**WORK REQUIRED**.
Repeat these records exactly, pictures excluded.

**SUPPLIED DATA**.

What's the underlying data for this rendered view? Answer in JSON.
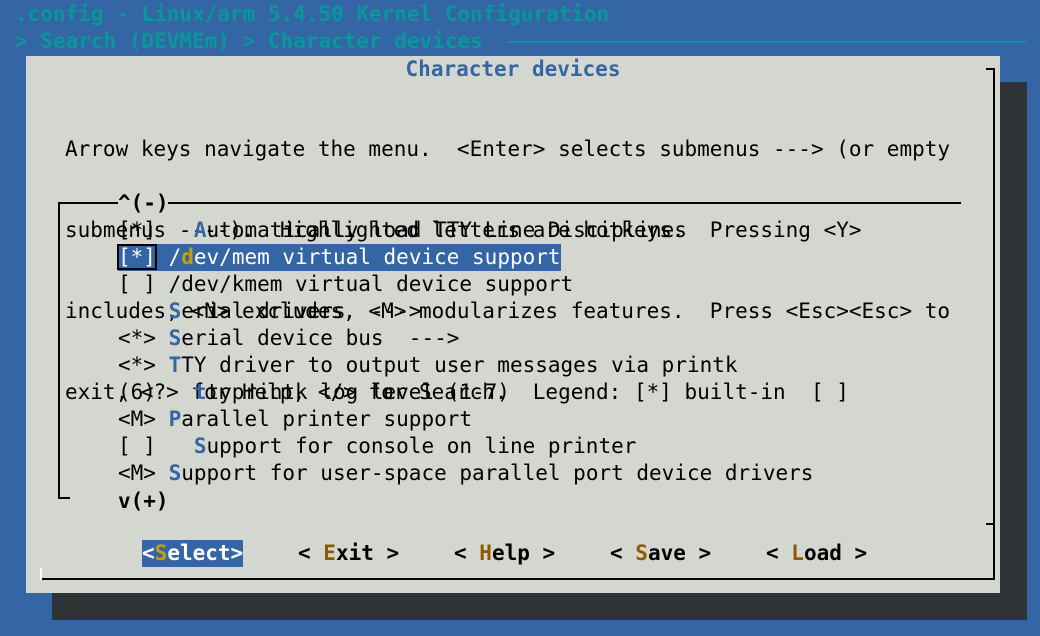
{
  "header": {
    "title": ".config - Linux/arm 5.4.50 Kernel Configuration",
    "breadcrumb": "> Search (DEVMEm) > Character devices"
  },
  "dialog": {
    "title": "Character devices",
    "help_lines": [
      "Arrow keys navigate the menu.  <Enter> selects submenus ---> (or empty",
      "submenus ----).  Highlighted letters are hotkeys.  Pressing <Y>",
      "includes, <N> excludes, <M> modularizes features.  Press <Esc><Esc> to",
      "exit, <?> for Help, </> for Search.  Legend: [*] built-in  [ ]"
    ],
    "scroll_up": "^(-)",
    "scroll_down": "v(+)"
  },
  "menu": {
    "items": [
      {
        "prefix": "[*]   ",
        "hotkey": "A",
        "rest": "utomatically load TTY Line Disciplines"
      },
      {
        "prefix": "[*] /",
        "hotkey": "d",
        "rest": "ev/mem virtual device support"
      },
      {
        "prefix": "[ ] /dev/kmem virtual device support",
        "hotkey": "",
        "rest": ""
      },
      {
        "prefix": "    ",
        "hotkey": "S",
        "rest": "erial drivers  --->"
      },
      {
        "prefix": "<*> ",
        "hotkey": "S",
        "rest": "erial device bus  --->"
      },
      {
        "prefix": "<*> ",
        "hotkey": "T",
        "rest": "TY driver to output user messages via printk"
      },
      {
        "prefix": "(6)   ",
        "hotkey": "t",
        "rest": "typrintk log level (1-7)"
      },
      {
        "prefix": "<M> ",
        "hotkey": "P",
        "rest": "arallel printer support"
      },
      {
        "prefix": "[ ]   ",
        "hotkey": "S",
        "rest": "upport for console on line printer"
      },
      {
        "prefix": "<M> ",
        "hotkey": "S",
        "rest": "upport for user-space parallel port device drivers"
      }
    ],
    "selected_index": 1
  },
  "buttons": [
    {
      "pre": "<",
      "hotkey": "S",
      "post": "elect>"
    },
    {
      "pre": "< ",
      "hotkey": "E",
      "post": "xit >"
    },
    {
      "pre": "< ",
      "hotkey": "H",
      "post": "elp >"
    },
    {
      "pre": "< ",
      "hotkey": "S",
      "post": "ave >"
    },
    {
      "pre": "< ",
      "hotkey": "L",
      "post": "oad >"
    }
  ],
  "colors": {
    "background": "#3465a4",
    "dialog": "#d3d7cf",
    "shadow": "#2e3436",
    "header_text": "#06989a",
    "hotkey": "#3465a4",
    "selection": "#3465a4",
    "selected_hotkey": "#c4a000",
    "button_hotkey": "#8f5902"
  }
}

**ANSWER TO THIS PROBLEM**.
What's the underlying data for this rendered view? Answer in JSON.
{
  "header": {
    "title": ".config - Linux/arm 5.4.50 Kernel Configuration",
    "breadcrumb": "> Search (DEVMEm) > Character devices"
  },
  "dialog": {
    "title": "Character devices",
    "help_lines": [
      "Arrow keys navigate the menu.  <Enter> selects submenus ---> (or empty",
      "submenus ----).  Highlighted letters are hotkeys.  Pressing <Y>",
      "includes, <N> excludes, <M> modularizes features.  Press <Esc><Esc> to",
      "exit, <?> for Help, </> for Search.  Legend: [*] built-in  [ ]"
    ],
    "scroll_up": "^(-)",
    "scroll_down": "v(+)"
  },
  "menu": {
    "items": [
      {
        "prefix": "[*]   ",
        "hotkey": "A",
        "rest": "utomatically load TTY Line Disciplines"
      },
      {
        "prefix": "[*] /",
        "hotkey": "d",
        "rest": "ev/mem virtual device support"
      },
      {
        "prefix": "[ ] /dev/kmem virtual device support",
        "hotkey": "",
        "rest": ""
      },
      {
        "prefix": "    ",
        "hotkey": "S",
        "rest": "erial drivers  --->"
      },
      {
        "prefix": "<*> ",
        "hotkey": "S",
        "rest": "erial device bus  --->"
      },
      {
        "prefix": "<*> ",
        "hotkey": "T",
        "rest": "TY driver to output user messages via printk"
      },
      {
        "prefix": "(6)   ",
        "hotkey": "t",
        "rest": "typrintk log level (1-7)"
      },
      {
        "prefix": "<M> ",
        "hotkey": "P",
        "rest": "arallel printer support"
      },
      {
        "prefix": "[ ]   ",
        "hotkey": "S",
        "rest": "upport for console on line printer"
      },
      {
        "prefix": "<M> ",
        "hotkey": "S",
        "rest": "upport for user-space parallel port device drivers"
      }
    ],
    "selected_index": 1
  },
  "buttons": [
    {
      "pre": "<",
      "hotkey": "S",
      "post": "elect>"
    },
    {
      "pre": "< ",
      "hotkey": "E",
      "post": "xit >"
    },
    {
      "pre": "< ",
      "hotkey": "H",
      "post": "elp >"
    },
    {
      "pre": "< ",
      "hotkey": "S",
      "post": "ave >"
    },
    {
      "pre": "< ",
      "hotkey": "L",
      "post": "oad >"
    }
  ],
  "colors": {
    "background": "#3465a4",
    "dialog": "#d3d7cf",
    "shadow": "#2e3436",
    "header_text": "#06989a",
    "hotkey": "#3465a4",
    "selection": "#3465a4",
    "selected_hotkey": "#c4a000",
    "button_hotkey": "#8f5902"
  }
}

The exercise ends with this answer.